• Task brief:
From the entries, copy every line that carries the string "this".

• Data provided:
======

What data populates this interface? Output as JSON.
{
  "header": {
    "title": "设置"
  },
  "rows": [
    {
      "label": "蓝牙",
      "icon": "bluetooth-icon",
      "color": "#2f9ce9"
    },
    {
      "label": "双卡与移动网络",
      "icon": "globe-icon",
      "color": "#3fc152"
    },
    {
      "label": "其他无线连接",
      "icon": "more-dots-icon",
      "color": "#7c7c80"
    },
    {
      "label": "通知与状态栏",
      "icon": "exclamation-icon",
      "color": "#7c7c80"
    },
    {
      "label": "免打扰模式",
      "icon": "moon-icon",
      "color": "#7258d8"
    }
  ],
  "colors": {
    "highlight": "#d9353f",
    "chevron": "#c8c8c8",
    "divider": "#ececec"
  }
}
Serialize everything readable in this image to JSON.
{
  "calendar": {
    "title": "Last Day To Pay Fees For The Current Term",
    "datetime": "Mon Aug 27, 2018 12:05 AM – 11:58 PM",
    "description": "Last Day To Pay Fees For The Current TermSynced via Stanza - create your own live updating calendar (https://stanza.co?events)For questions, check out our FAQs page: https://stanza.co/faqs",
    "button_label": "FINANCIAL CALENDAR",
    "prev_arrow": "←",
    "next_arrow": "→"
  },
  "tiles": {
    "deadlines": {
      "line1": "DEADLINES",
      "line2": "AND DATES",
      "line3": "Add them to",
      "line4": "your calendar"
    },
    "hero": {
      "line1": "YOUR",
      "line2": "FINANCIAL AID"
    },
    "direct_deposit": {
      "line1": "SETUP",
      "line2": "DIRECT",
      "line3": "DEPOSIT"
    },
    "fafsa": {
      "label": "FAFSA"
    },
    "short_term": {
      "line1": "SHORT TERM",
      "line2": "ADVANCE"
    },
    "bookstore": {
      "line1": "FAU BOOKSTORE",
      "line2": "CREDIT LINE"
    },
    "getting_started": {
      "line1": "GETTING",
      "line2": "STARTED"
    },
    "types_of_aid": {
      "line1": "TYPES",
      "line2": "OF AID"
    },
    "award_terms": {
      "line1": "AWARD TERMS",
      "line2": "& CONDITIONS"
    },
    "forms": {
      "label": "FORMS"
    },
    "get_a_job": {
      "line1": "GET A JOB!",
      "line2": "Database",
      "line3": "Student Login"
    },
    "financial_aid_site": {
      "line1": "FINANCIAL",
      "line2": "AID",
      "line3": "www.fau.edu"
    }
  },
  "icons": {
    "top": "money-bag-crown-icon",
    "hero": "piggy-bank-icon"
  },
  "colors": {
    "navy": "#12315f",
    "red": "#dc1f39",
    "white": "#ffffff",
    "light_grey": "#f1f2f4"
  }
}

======

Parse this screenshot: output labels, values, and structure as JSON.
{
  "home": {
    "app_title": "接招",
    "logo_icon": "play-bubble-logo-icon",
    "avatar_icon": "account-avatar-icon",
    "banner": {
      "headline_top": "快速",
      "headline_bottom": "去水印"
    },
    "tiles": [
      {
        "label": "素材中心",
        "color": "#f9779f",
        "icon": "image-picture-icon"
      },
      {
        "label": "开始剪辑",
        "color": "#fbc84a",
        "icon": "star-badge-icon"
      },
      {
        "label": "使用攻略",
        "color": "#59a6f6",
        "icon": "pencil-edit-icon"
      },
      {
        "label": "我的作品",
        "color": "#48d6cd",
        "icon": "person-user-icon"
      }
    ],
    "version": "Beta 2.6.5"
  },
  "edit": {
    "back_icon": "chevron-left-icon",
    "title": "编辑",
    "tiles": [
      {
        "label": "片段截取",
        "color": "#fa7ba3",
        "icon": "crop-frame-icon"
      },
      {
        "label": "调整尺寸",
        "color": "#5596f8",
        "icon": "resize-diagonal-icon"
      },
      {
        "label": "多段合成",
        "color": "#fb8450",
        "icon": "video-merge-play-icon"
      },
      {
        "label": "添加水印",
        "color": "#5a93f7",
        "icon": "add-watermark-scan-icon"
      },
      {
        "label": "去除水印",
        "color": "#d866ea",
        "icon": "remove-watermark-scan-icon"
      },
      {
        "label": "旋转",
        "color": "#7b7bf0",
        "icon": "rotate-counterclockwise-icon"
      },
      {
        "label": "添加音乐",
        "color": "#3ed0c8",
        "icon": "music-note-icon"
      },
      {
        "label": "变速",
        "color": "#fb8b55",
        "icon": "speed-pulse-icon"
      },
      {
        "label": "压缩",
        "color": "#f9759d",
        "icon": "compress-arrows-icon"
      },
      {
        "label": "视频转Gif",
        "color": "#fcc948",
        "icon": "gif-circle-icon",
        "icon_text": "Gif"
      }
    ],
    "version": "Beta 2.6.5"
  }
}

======

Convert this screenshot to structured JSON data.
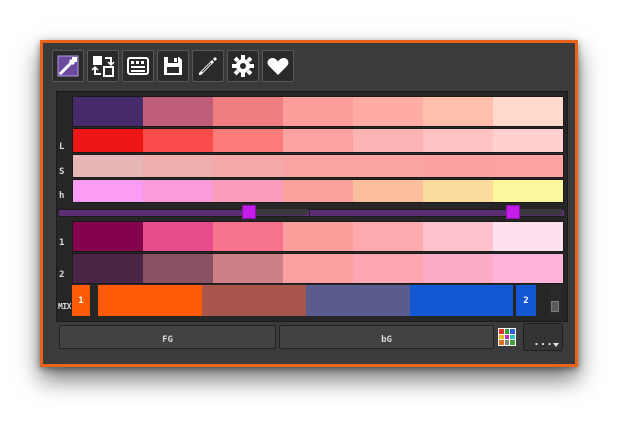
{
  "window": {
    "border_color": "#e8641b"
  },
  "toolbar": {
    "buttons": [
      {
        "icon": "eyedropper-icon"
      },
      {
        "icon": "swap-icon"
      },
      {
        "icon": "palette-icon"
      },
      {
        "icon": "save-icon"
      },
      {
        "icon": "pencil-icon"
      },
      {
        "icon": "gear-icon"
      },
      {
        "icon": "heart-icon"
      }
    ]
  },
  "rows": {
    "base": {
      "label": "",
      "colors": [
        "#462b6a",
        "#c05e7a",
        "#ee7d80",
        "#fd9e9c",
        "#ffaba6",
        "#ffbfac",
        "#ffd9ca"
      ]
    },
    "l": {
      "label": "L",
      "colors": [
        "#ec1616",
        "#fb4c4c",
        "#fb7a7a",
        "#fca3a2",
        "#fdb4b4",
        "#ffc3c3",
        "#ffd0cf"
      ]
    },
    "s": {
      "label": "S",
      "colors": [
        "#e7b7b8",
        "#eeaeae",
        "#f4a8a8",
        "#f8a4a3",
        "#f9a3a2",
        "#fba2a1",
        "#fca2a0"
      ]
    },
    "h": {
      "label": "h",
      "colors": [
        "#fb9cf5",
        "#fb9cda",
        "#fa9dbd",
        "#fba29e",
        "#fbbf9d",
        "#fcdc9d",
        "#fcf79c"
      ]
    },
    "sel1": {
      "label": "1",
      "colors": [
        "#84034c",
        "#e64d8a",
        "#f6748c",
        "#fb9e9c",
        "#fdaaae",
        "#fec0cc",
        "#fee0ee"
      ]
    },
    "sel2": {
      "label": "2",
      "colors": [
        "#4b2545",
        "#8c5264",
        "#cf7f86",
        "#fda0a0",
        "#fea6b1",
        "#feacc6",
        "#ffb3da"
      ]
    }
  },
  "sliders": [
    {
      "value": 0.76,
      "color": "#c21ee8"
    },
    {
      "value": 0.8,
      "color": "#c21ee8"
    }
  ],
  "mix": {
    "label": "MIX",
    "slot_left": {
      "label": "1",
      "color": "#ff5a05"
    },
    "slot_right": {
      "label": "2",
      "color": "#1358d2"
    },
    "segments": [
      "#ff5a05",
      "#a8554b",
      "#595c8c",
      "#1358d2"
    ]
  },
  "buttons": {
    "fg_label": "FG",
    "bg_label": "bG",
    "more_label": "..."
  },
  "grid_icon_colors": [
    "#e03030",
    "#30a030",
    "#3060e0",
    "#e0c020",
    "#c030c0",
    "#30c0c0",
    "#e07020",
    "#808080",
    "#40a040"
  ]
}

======

• Task result:
What data populates this interface? Output as JSON.
Serialize everything readable in this image to JSON.
Parse this screenshot: output labels, values, and structure as JSON.
Convert this screenshot to structured JSON data.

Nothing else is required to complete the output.